**** SOURCE MATERIAL ****

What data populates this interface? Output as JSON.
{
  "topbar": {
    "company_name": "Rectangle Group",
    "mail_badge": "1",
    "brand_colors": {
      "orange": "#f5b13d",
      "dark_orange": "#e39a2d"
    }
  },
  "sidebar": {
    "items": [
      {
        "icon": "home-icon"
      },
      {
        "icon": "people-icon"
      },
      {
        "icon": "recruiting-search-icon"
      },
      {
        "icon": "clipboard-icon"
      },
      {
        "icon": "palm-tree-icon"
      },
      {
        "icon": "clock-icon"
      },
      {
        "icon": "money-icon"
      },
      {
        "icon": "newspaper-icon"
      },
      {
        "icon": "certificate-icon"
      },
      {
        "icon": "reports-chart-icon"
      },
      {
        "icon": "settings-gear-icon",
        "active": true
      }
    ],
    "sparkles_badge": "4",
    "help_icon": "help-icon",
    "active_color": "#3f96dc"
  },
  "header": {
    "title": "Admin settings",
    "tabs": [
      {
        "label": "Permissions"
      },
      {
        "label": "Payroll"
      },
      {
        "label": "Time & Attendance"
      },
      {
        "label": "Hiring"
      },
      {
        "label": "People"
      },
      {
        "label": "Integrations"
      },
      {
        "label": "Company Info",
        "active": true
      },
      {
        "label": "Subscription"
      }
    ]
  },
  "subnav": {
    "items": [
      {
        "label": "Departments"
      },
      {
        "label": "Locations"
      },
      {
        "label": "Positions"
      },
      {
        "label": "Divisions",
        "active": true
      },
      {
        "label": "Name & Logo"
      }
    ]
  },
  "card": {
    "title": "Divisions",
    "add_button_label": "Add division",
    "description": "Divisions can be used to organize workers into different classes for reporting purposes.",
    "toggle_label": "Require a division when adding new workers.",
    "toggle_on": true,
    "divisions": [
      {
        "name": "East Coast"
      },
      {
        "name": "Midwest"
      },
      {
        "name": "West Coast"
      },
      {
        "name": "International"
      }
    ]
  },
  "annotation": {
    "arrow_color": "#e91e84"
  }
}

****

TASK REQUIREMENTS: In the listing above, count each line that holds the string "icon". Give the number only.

SOLUTION FOR THIS PROBLEM: 12